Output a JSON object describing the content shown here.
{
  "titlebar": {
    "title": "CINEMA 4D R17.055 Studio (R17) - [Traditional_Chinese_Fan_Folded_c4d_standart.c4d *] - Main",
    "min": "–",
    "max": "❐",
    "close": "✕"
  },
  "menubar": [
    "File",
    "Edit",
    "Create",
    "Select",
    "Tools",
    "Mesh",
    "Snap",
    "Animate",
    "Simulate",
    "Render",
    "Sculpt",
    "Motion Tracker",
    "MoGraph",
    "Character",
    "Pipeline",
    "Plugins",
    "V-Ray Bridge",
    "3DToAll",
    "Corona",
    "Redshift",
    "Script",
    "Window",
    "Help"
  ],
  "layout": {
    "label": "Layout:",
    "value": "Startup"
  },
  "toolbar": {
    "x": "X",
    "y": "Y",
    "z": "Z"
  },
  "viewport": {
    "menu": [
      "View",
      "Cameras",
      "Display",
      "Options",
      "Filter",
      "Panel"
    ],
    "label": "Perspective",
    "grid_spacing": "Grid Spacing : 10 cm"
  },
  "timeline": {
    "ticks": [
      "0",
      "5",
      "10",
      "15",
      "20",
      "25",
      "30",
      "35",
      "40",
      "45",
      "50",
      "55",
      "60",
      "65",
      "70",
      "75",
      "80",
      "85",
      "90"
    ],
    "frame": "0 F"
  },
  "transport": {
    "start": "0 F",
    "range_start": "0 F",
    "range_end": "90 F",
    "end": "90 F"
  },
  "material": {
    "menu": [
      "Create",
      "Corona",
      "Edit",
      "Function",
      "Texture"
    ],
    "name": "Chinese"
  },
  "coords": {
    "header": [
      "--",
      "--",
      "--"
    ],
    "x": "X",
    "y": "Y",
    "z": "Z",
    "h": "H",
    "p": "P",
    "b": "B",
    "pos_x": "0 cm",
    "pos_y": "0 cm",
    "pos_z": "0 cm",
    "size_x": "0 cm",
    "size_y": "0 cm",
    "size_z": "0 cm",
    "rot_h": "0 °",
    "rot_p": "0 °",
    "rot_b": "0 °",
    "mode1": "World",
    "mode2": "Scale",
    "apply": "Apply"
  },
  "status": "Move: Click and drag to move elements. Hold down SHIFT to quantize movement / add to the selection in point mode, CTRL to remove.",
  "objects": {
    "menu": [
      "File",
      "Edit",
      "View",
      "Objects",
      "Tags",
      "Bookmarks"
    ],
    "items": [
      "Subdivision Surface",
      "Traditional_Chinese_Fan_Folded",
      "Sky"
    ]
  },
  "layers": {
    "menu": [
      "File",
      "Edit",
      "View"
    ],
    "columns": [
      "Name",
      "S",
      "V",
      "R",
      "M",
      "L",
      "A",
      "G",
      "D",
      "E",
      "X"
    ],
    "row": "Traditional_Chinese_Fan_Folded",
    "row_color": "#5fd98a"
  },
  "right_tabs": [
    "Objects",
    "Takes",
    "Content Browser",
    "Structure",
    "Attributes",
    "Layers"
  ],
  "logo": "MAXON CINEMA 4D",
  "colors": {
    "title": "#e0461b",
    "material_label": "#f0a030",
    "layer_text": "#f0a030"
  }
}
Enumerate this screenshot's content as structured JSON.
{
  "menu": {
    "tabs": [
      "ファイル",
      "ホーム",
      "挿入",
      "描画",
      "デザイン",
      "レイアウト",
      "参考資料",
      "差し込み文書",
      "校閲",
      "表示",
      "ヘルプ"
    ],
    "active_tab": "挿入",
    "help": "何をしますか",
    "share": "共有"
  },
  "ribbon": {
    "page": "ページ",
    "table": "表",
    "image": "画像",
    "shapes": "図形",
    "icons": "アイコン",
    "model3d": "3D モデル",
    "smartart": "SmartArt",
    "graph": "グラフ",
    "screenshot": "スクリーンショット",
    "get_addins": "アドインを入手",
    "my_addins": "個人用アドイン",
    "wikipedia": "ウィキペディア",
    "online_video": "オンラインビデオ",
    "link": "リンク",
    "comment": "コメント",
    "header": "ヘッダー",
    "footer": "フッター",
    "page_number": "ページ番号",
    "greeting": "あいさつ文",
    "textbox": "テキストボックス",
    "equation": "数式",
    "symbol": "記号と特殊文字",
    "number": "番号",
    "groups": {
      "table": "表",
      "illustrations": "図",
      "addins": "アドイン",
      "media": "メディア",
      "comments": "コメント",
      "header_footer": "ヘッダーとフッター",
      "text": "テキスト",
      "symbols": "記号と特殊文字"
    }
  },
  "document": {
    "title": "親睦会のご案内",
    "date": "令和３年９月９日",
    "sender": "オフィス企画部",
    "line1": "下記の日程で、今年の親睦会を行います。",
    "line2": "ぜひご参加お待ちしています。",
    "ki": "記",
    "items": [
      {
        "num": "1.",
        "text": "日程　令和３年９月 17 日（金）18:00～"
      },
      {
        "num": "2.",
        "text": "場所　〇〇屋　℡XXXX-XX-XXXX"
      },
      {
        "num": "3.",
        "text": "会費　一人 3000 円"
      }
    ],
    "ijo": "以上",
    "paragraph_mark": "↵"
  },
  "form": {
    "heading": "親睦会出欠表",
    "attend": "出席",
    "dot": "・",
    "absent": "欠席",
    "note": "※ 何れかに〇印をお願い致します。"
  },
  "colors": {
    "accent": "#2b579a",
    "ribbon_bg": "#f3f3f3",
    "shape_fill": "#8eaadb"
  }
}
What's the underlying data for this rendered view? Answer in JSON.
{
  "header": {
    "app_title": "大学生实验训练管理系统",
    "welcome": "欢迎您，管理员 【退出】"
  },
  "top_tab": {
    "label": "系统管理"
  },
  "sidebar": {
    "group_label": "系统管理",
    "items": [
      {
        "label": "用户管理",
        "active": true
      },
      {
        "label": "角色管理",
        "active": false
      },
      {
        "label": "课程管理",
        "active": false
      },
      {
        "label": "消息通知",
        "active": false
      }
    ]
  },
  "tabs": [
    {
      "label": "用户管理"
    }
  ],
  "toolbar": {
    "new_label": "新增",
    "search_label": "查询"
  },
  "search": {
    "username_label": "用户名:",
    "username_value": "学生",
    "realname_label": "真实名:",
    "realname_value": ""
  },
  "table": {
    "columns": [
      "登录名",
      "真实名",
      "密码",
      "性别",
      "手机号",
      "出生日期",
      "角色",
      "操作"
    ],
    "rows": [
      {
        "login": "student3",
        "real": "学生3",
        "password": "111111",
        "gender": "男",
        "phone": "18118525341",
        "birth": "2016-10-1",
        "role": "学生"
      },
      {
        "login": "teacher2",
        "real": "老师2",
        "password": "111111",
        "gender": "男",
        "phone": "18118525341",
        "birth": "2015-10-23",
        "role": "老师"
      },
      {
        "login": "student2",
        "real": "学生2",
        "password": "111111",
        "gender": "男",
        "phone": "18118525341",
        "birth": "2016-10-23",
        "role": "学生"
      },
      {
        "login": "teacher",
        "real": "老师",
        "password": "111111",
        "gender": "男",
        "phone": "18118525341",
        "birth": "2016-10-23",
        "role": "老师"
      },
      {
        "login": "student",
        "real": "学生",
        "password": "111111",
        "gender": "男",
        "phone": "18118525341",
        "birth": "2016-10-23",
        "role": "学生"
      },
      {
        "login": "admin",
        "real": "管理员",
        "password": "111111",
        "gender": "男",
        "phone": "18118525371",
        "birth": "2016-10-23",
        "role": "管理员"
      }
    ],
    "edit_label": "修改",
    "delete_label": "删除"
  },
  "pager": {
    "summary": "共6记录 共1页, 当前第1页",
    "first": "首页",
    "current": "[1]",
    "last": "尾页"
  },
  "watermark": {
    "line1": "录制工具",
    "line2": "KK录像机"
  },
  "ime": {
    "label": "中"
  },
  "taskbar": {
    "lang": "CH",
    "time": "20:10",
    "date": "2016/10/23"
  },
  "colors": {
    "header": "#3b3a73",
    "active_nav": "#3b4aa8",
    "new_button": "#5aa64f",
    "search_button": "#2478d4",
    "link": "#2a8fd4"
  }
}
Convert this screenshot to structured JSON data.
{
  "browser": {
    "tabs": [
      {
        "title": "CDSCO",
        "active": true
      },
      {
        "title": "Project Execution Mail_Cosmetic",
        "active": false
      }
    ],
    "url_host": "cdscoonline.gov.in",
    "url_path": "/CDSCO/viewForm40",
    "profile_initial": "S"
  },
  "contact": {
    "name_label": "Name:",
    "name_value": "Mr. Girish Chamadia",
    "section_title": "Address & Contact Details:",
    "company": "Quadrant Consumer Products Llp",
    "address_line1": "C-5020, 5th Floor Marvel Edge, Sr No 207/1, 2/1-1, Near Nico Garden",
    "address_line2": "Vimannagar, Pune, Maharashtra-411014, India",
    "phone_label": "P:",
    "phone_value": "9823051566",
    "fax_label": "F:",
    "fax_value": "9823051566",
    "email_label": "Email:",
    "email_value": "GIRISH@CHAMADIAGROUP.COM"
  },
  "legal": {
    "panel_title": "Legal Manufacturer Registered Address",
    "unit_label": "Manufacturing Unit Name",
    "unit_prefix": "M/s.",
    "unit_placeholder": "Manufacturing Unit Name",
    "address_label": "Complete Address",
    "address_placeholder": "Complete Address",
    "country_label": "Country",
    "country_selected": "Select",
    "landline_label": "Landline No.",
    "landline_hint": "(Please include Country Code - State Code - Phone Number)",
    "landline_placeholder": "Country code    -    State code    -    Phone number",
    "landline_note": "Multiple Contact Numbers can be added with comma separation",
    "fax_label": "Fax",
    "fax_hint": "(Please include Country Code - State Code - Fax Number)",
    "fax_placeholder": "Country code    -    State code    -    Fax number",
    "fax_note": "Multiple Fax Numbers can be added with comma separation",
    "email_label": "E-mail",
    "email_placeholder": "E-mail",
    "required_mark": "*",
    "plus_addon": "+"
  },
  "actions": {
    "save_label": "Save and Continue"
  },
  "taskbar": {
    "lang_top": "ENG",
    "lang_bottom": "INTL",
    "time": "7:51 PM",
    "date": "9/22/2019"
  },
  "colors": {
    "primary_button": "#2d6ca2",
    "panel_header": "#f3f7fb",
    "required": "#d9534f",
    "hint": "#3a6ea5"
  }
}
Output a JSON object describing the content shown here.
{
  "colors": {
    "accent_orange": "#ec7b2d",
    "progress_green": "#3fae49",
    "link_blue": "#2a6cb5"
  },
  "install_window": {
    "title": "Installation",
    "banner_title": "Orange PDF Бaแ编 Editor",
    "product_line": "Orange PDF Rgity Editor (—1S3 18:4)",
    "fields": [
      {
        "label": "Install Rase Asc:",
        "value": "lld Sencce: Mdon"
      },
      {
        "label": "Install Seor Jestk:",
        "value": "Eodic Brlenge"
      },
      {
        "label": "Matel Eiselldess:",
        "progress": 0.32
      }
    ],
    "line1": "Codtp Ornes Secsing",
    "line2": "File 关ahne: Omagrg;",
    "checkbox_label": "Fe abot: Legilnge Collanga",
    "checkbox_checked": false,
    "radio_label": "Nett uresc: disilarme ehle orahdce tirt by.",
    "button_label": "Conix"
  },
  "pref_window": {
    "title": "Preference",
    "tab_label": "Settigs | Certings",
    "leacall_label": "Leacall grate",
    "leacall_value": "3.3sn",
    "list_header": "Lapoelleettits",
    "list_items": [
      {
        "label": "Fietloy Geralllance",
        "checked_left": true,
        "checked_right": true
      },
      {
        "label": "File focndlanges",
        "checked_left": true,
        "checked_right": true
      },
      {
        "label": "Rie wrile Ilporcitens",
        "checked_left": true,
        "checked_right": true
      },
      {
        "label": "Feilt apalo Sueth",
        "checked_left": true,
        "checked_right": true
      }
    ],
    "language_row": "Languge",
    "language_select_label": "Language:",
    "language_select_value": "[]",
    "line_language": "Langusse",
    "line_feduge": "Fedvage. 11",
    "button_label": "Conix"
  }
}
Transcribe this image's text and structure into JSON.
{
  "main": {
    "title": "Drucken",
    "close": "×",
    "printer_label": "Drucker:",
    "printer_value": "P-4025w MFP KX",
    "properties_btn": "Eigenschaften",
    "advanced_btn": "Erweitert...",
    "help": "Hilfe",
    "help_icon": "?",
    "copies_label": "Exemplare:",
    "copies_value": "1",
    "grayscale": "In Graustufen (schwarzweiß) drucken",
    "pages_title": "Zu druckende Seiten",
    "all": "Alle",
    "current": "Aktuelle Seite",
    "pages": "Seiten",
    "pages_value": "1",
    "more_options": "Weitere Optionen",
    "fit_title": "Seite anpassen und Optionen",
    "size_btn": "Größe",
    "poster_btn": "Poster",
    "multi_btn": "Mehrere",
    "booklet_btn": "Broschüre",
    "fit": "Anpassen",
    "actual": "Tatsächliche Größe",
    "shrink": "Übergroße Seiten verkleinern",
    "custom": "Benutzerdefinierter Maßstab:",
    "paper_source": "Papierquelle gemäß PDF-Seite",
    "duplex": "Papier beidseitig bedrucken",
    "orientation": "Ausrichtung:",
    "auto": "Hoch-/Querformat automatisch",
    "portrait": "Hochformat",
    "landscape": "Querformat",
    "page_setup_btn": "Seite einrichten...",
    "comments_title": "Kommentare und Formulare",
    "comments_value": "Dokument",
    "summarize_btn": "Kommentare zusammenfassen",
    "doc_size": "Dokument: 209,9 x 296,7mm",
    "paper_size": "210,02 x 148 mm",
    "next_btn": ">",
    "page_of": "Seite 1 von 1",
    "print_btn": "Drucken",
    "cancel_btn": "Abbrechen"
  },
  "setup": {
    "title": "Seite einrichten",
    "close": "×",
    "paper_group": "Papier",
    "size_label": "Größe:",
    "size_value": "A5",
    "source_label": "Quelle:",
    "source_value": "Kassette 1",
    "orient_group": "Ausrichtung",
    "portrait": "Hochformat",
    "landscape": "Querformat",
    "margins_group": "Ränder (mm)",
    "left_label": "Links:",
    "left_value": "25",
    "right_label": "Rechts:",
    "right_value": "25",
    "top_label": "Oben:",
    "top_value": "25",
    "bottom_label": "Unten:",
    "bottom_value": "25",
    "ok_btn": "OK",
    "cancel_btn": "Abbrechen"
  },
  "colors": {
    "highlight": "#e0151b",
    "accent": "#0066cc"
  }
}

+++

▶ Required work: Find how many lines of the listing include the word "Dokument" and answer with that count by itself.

▶ Exercise output: 2